Once I got the calipers, I set about tearing them down and cleaning them. I used compressed air to drive the old pistons out of the bores. A T-40 torx head is needed to take out the caliper bolts that divide the calipers into halves. I headed to my local Fastenal store to get new stainless cap head bolts for replacements. All 8 capscrews needed for the calipers totaled about $5 which is the price Suzuki wants for one of their fancy torx head screws that will rust. I also replaced the screws that hold the brake pad shield over the top of the caliper.
I drilled the caliper mounting bolts for safety wire so there would never be any threadlocker to chase out of the threads in the future.
When cleaning the calipers for rebuild, it is wise to take a dental pick and make sure the upper side of both seal grooves in each bore is clean, pay particular attention to the upper seal. Lots of junk hides just out of sight and needs to be cleaned out before reassembly. I also use a cheap Harbor Freight stainless steel brush to scrub off any residue or junk from the calipers. I probably went through 6 cans of cheap spray brake cleaner as well. Per my father's teaching, I wash all parts in denatured alcohol to remove any chance for oil from my skin fouling things up (who knows if this is really necessary, but it sure smells good!). Once washed, I dunked the seals in fresh DOT4 brake fluid. I smeared a layer of fresh fluid on the inside of the bore and then put in the seals. Next, dip the new pistons in fluid and carefully press them into the bores.
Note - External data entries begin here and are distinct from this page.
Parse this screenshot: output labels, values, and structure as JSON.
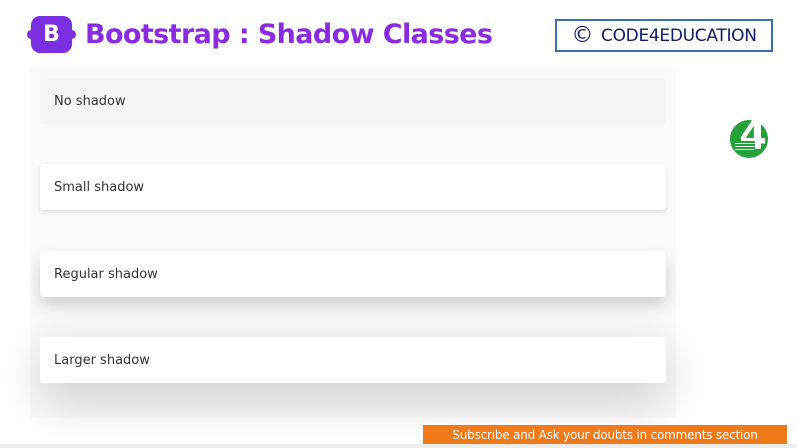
{
  "header": {
    "logo_letter": "B",
    "title": "Bootstrap : Shadow Classes"
  },
  "brand": {
    "copyright_symbol": "©",
    "name": "CODE4EDUCATION"
  },
  "cards": [
    {
      "label": "No shadow"
    },
    {
      "label": "Small shadow"
    },
    {
      "label": "Regular shadow"
    },
    {
      "label": "Larger shadow"
    }
  ],
  "side_logo": {
    "text": "4"
  },
  "footer": {
    "banner": "Subscribe and Ask your doubts in comments section"
  },
  "colors": {
    "bootstrap_purple": "#7b2fe0",
    "title_purple": "#8a2be2",
    "brand_border": "#3a6fb5",
    "brand_text": "#0e1b6b",
    "banner_orange": "#f07a1a",
    "logo_green": "#25a03b"
  }
}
Then I sprayed everything with brake cleaner and set about masking up the machined surfaces that cannot be painted. It takes about 20 minutes per caliper half at my speed working with painters tape and a fine razor knife. I threaded old bolts into holes, made tape "funnels" to fit into others, and then hung the calipers for painting. I used Duplicolor red brake caliper spray paint (about $7 a can at most auto parts stores). Don't believe the coverage listed on the can's label, it took me nearly two cans, giving each part three coatings.
To reveal the "Tokico" text wasn't too tricky as I have access to one of those Chinese mill/lathe combo machines. I mounted a 2" diameter surface sander to the mill and blocked up the caliper half on the cross-slide. I was able to sand off the paint without hitting any other part of the caliper. You could do this on a drill press. I doubt I could have done this by hand (I tried mocking up a piece of sandpaper on a flat bench, but I couldn't hold the caliper steady enough to push it across the paper without rocking over and scratching the sides).
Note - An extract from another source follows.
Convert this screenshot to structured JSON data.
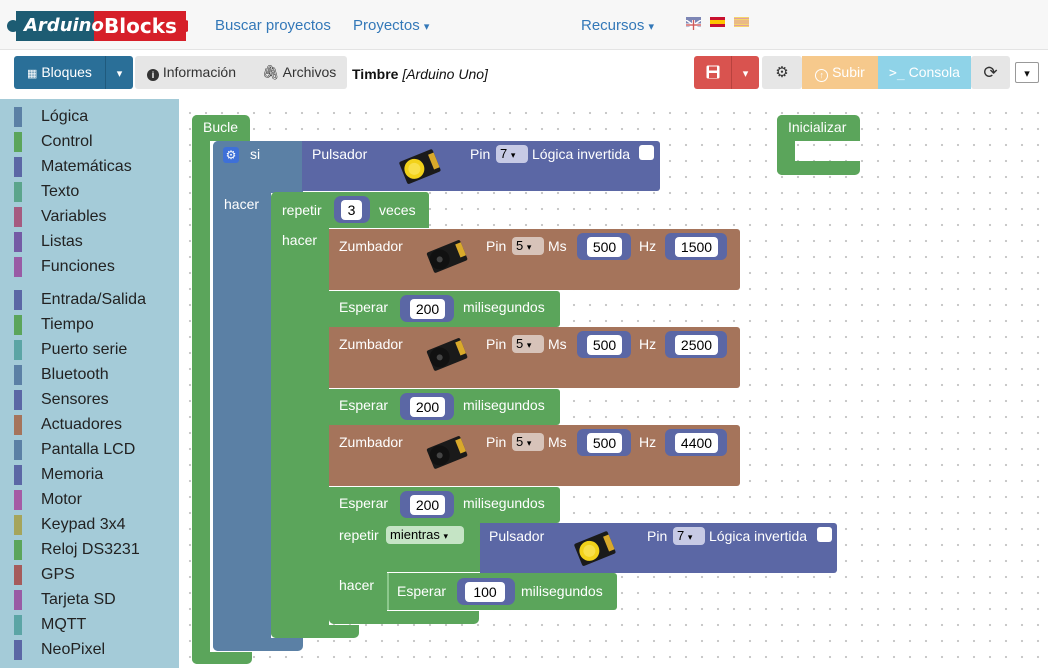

Once the paint had set, I reassembled the calipers, remembering the new o-ring that goes between the halves prior to tightening the screws to 24 n-m.
I removed the old calipers and hoses, making sure to drain the system before disconnecting the lines so fluid wouldn't get on the paint. One of those hand squeezed vacuum pumps works great for this. I put the new brackets onto the forks and used medium strength thread-locker and tightened those bolts to ~26 n-m (whatever the factory manual recommended). Then I mounted the calipers and safety wired the bolts for ease of future removal for tire changes.
The hardest part was getting the dual Galfer banjo fittings to seal at the master cylinder! Galfer recommends 17-25 ft-lbs, and even at 25 ft-lbs torque, my system leaked. I had to hand tighten the system to probably twice that amount to get everything to seal. I had no problems with the banjo fittings sealing at the calipers. It took a while to get all the air pumped and sucked out of the new calipers, but after a bit I was able to get a very firm brake lever.
I took the bike out for a spin to bed in the pads. I forgot how HH pads sound on ventilated rotors, but that familiar "WHIRR" sound lets you know you have some serious brakes. By the third firm stop I was doing stoppies and compressing the front fork to within 1" of the lower triple clamp.
This job took me two weekends of cleaning, painting, and assembling (after I ordered and received all the parts). I don't work too fast, so others may do this more quickly. I also replaced the rear pads with HH compound, but I haven't done the rear brake line conversion to braided yet. My DL1000 now stops like my 600 track bike.
I'd rate this job as a full 4 beers out of a six-pack and not for the true beginner. If you have been turning the wrenches on your bike for a while, you should be able to tackle it.
Here's a picture of the final installation: